Essentially, the distinct method of science is that it begins with observations, generalizes these observations into laws, theory, universal propositions, and then uses these generalizations to make predictions about the future behavior of the world.

As an example, suppose I notice that whenever the temperature is below 0 degrees Celsius, water freezes. After repeated observations of these phenomena, I might inductively infer that water always freezes below 0 degrees Celsius. With this generalization, I can now make future predictions about the world. For instance, if weather forecasters tell me that it will be below 0 degrees Celsius tomorrow I can deductively infer that if there is any water on the sidewalk, it will freeze.

Discussion 5 Use the above model to give an illustration of the inductivist picture of science.

0.4 Criticisms of Inductivism

Objection 1 (How many observations is enough?) The first criterion is vague. How many observations are required to make an argument strong? 100, 1,000, 10,000? In addition, sometimes a few observations is said to be enough, e.g. we don’t need to test anymore nuclear weapons to know they are destructive.

Objection 2 (What is a sufficient variety of observations?) The second condition is also problematic. With boiling water, since atmospheric pressure effects the boiling point of water and atmospheric pressure varies with altitude, it is relevant to the generalization that water boils at 100 Celsius that the boiling point of water is tested at different altitudes. But, what sorts of conditions are relevant to a generalization? In testing falling bodies, does the color of the object impact the rate at which an object falls? Does the weight? Does the size?

Objection 3 (unobservables) Much of science makes claims about unobservable entities (e.g. electrons, quarks, etc.) and so how can we

Objection 4 (The Problem of Induction) Suppose that the inductivist claims that all scientific knowledge is justified either by an appeal to deductive reasoning (logic) or by experience. Inductive arguments cannot be justified in terms of deductive reasoning (logic) since as inductive arguments are not valid. Can inductive arguments in general be justified by experience? Consider the argument below:

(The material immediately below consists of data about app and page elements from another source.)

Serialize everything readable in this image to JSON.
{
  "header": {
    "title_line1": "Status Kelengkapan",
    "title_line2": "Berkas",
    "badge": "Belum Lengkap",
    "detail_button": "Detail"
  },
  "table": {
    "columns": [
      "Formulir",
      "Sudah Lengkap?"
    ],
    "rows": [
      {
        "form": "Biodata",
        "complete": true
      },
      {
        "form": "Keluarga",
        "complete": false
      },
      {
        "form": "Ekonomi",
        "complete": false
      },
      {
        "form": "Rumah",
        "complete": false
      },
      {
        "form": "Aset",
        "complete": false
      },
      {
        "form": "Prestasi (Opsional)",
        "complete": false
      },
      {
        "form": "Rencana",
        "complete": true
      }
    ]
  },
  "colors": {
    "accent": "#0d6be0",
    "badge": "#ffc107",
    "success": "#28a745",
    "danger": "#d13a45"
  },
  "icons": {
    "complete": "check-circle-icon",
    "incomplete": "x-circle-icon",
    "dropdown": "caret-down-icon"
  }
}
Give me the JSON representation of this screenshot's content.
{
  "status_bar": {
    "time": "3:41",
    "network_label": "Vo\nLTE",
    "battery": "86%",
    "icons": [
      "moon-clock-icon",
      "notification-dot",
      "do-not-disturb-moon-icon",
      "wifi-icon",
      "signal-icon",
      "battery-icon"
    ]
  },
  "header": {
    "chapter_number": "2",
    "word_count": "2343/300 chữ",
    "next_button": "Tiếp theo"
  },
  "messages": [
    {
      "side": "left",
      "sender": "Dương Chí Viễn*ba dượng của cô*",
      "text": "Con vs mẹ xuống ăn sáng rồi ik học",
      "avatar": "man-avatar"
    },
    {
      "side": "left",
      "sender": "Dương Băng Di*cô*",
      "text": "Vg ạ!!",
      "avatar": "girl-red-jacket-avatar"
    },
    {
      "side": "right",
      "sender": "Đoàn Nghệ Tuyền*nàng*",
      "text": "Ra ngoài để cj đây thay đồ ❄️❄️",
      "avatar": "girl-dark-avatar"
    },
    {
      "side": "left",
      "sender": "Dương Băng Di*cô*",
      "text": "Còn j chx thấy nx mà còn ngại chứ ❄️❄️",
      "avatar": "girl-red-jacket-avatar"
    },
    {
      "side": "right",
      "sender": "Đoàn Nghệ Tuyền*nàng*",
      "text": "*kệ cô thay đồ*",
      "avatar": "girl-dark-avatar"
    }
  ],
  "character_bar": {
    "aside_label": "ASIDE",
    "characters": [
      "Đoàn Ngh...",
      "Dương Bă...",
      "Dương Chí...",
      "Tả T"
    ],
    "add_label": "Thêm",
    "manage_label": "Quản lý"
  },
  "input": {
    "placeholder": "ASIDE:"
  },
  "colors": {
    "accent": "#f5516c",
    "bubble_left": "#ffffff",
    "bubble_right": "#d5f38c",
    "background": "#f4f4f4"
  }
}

The argument above reasons from successful instances of the principle of induction to the generalization that the principle of induction will always work. The problem with this argument is that it assumes what it is supposed to prove. That is, in order to show the principle the principle of induction is justified, it assumes that the principle of induction is justified.

Response 1 One way that we might respond to this objection is to modify the strong principle of induction. Rather than saying that if a large number of As have been observed in a wide variety of conditions, and those As unequivocally have property B, then probably (it is likely that) all As are B. Let’s call this the “weak principle of induction”

Objection 5 (weak principle of induction is no more justified.) Even an argument for the weak principle of induction will need to be inductive and so it will need to assume what it is supposed to prove